Web page and app entries
= Beginning of Section =
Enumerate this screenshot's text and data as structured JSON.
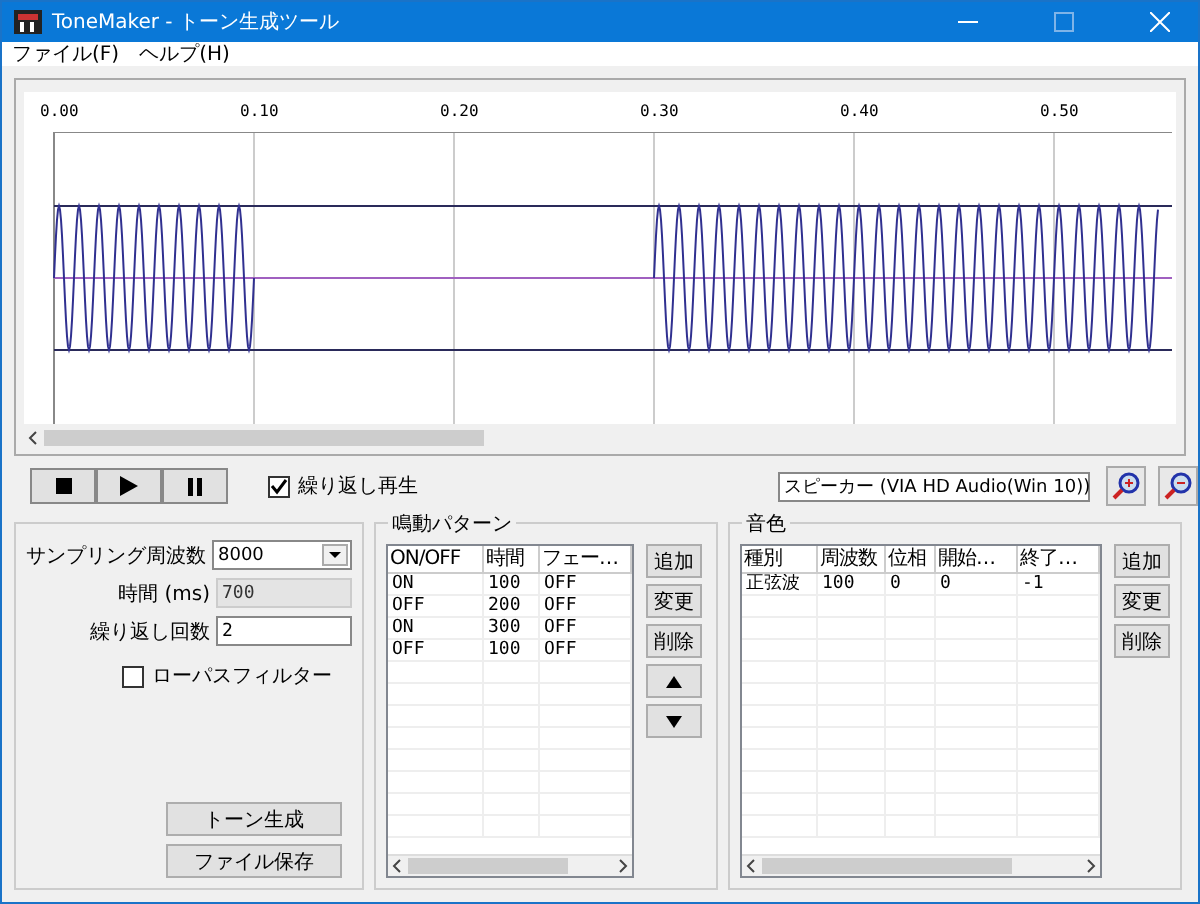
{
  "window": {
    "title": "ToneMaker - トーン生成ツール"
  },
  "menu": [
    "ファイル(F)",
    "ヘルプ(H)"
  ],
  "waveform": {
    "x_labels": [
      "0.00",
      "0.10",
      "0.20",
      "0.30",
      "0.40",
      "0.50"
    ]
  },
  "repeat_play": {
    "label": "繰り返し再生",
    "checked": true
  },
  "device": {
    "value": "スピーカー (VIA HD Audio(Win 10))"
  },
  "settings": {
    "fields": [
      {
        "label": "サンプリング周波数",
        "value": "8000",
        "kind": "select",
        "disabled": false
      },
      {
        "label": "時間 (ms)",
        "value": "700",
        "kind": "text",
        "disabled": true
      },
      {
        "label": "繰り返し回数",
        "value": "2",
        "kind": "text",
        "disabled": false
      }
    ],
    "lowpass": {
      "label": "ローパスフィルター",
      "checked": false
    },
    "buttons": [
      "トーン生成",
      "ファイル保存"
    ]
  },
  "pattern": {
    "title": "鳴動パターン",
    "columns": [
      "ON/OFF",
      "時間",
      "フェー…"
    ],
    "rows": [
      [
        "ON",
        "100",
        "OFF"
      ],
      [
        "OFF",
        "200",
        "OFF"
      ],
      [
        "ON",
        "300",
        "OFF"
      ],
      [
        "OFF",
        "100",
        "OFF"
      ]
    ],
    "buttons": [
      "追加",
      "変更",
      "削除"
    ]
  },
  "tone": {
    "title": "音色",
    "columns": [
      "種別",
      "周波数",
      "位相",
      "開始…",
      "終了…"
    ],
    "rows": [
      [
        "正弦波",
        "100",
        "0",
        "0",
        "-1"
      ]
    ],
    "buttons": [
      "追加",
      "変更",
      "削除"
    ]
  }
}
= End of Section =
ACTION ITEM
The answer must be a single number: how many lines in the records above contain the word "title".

YOUR SOLUTION
3